A state’s adoption of a lottery typically follows a pattern: it legislates a monopoly for the lottery; a public corporation or agency establishes the lottery, and a number of relatively simple games are first introduced to generate revenue. As the lottery’s revenues grow, these games are progressively expanded in size and complexity.
However, a major problem with lotteries has been their “boredom” factor. The initial revenue levels are generally high, but eventually these revenues begin to level off and even decline. The result is that the lottery operators are forced to rely increasingly on advertising in order to generate additional revenue.
The state lottery usually publishes a number of statistical data about its operation. These numbers are usually posted on the lottery website or in a newsletter. They can include information about the demand for specific entry dates, the breakdown of the number of applications by different demographic groups, and other statistical data.
Most of the lottery’s revenue comes from ticket sales. Some of it comes from a variety of other sources, including taxes, fees, and other charges.
In addition, a small percentage of the total revenue is generated from prizes. This includes money won by those who win the main prize and prizes awarded for smaller winning combinations.

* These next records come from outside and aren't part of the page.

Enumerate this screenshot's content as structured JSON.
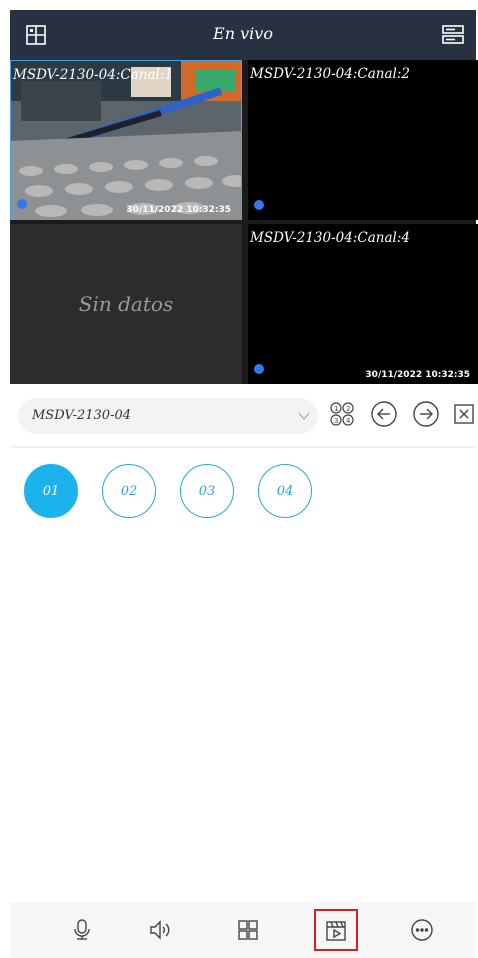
{
  "header": {
    "title": "En vivo",
    "left_icon": "layout-grid-icon",
    "right_icon": "device-list-icon"
  },
  "cameras": [
    {
      "label": "MSDV-2130-04:Canal:1",
      "timestamp": "30/11/2022 10:32:35",
      "selected": true
    },
    {
      "label": "MSDV-2130-04:Canal:2",
      "timestamp": ""
    },
    {
      "label": "",
      "no_data_text": "Sin datos"
    },
    {
      "label": "MSDV-2130-04:Canal:4",
      "timestamp": "30/11/2022 10:32:35"
    }
  ],
  "device": {
    "selected": "MSDV-2130-04",
    "chevron_icon": "chevron-down-icon",
    "controls": [
      "channel-layout-icon",
      "previous-arrow-icon",
      "next-arrow-icon",
      "close-all-icon"
    ]
  },
  "channels": [
    "01",
    "02",
    "03",
    "04"
  ],
  "active_channel": "01",
  "bottom_bar": {
    "icons": [
      "microphone-icon",
      "speaker-icon",
      "grid-view-icon",
      "playback-icon",
      "more-icon"
    ],
    "highlighted": "playback-icon"
  },
  "colors": {
    "header_bg": "#283142",
    "accent": "#1cb2ec",
    "channel_outline": "#2aa6d5",
    "status_dot": "#2f7af0",
    "highlight_border": "#d32222"
  }
}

The prize amounts are usually established in advance, and if the amount of money won is greater than the cost of producing the prize, the winner is paid back the difference, called the “over-pricing.” Some states also allow the state lottery to deduct its own costs from the pooled profits.
Frequently, the prize pools are subject to force majeure conditions (such as natural disasters). This means that the lottery operator is not responsible for paying out the prizes if circumstances beyond its control prevent it from doing so.
Lotteries are a popular form of fundraising, and they have a long history in the United States. They have been used to help build colleges such as Harvard, Dartmouth, Yale, and King’s College (now Columbia).